The Turnbull Government is targeting particular parts of the country for boutique visa deals as it tries to combat niche skills shortages.
The Government has already granted special visas in industries such as aged care, where bilingual workers are increasingly in demand.
For staff at the Fronditha aged-care centre in Melbourne, speaking Greek is essential to improving the lives of the facility's elderly residents.
A 23-year-old worker named Jenny says she has noticed a huge difference in the relationship residents have with staff who can speak their mother tongue as opposed to those who cannot.
"No way they would let you actually give them assistance with non-Greek-speaking staff. But when we go there and we speak the language, they calm down. They are much, much better to communicate. They feel that they're in their home and we can actually help them meet their needs."

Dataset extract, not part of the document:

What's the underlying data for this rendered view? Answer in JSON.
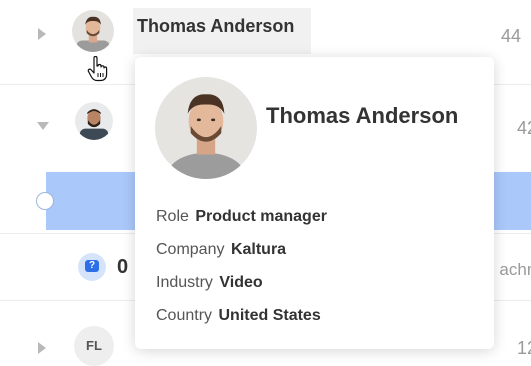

The Fronditha centre is home to dozens of Greek migrants who have either reverted to their mother tongue as they aged or never quite picked up the English language in the first place.
Fronditha Care chief executive George Lekakis says bilingual aged-care workers are important for the elderly in multicultural communities across Australia.

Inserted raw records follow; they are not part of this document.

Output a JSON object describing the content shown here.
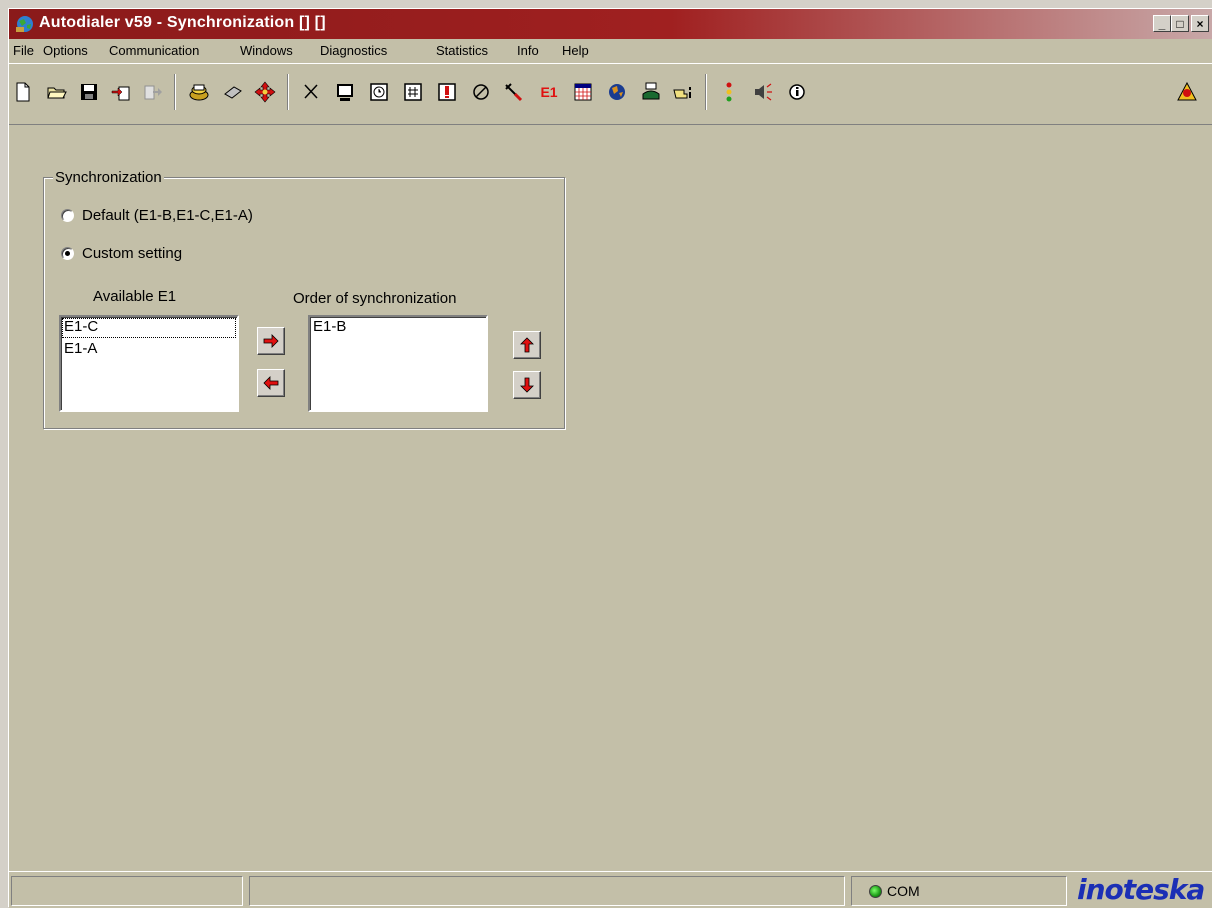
{
  "window": {
    "title": "Autodialer v59 - Synchronization [] []",
    "controls": {
      "minimize": "_",
      "maximize": "□",
      "close": "×"
    }
  },
  "menu": [
    "File",
    "Options",
    "Communication",
    "Windows",
    "Diagnostics",
    "Statistics",
    "Info",
    "Help"
  ],
  "toolbar": {
    "e1_label": "E1",
    "icons": [
      "new-file-icon",
      "open-folder-icon",
      "save-disk-icon",
      "import-icon",
      "export-icon",
      "printer-icon",
      "chip-icon",
      "move-arrows-icon",
      "cut-scissors-icon",
      "terminal-icon",
      "clock-icon",
      "hash-icon",
      "alert-icon",
      "link-icon",
      "tools-icon",
      "e1-icon",
      "calendar-grid-icon",
      "globe-icon",
      "cli-phone-icon",
      "pointer-hand-icon",
      "traffic-light-icon",
      "speaker-icon",
      "info-icon",
      "help-alert-icon"
    ]
  },
  "sync": {
    "group_title": "Synchronization",
    "option_default": "Default (E1-B,E1-C,E1-A)",
    "option_custom": "Custom setting",
    "selected": "custom",
    "available_label": "Available E1",
    "order_label": "Order of synchronization",
    "available": [
      "E1-C",
      "E1-A"
    ],
    "order": [
      "E1-B"
    ]
  },
  "statusbar": {
    "com_label": "COM",
    "brand": "inoteska",
    "led_color": "#22aa22"
  }
}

"The cultural and language capacity of our new staff, they're able to relate to our residents. They also help with the transfer of information to other colleagues who don't speak Greek. So, despite training our staff in the Greek language -- we offered Greek language courses for them -- this way, we supplement our workforce with people who can speak the language."
The Federal Government has recognised that need, offering Fronditha Care an extra 60 special visas to employ more bilingual staff.

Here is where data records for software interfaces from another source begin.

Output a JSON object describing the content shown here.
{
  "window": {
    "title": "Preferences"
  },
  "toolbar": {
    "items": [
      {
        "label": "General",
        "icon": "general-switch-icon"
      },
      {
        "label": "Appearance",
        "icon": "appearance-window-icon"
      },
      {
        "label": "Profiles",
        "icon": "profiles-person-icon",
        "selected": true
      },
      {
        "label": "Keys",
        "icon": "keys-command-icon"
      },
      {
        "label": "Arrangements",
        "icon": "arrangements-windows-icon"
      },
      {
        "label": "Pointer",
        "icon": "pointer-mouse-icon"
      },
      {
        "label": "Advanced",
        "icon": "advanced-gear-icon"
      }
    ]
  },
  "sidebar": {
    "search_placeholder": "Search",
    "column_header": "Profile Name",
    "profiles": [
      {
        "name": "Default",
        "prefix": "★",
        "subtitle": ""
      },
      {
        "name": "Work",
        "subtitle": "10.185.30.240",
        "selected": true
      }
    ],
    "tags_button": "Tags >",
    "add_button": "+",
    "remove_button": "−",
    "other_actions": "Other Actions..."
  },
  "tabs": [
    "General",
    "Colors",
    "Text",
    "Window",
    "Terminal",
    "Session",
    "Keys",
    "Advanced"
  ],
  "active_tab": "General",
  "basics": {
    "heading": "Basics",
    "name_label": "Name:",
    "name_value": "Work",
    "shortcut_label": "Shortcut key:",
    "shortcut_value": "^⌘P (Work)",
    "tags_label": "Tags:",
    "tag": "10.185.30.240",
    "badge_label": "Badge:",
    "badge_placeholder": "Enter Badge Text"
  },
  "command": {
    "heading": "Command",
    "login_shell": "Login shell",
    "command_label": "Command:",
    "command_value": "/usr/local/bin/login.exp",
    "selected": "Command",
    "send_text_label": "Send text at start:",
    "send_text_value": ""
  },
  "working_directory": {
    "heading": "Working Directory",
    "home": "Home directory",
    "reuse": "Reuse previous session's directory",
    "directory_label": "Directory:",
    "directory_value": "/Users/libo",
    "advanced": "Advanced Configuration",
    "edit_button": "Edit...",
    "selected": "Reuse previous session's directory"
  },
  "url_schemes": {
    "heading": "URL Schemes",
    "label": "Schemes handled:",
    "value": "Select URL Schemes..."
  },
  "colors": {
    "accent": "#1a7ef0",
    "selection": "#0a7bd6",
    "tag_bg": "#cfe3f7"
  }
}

Citizenship and Multicultural Affairs Minister Alan Tudge says the centre must advertise locally first.
"These boutique arrangements which we can enter into allow us to have very personalised arrangements for particular companies, but the essence is still the same: A, we're prioritising Australians first ...and the company has to demonstrate that there's no Australian available -- and, B, they still need to satisfy the criteria which will be set out in the agreement."
With so many niche jobs that do not fall within the list of occupations eligible for skilled visas in Australia, more than 300 boutique arrangements are already in place.
Alan Tudge says the Government is looking to do further deals, based on the needs of individual businesses and various industries, as well as particular parts of the country.
"We're working with the business leaders in two regions at the moment, in North Queensland and in the Goldfields in Western Australia. And both of those regions have very unique circumstances. In North Queensland, they've got a thriving tourism industry, and they've got requirements for things like Chinese-speaking scuba-diving instructors. In the Goldfields, yet again, they've got a shortage of drillers, they've got a shortage of people who can work on some of the nearby farms."
Mr Tudge says, in most cases, visa holders in those boutique arrangements will have a pathway to permanent residency, too.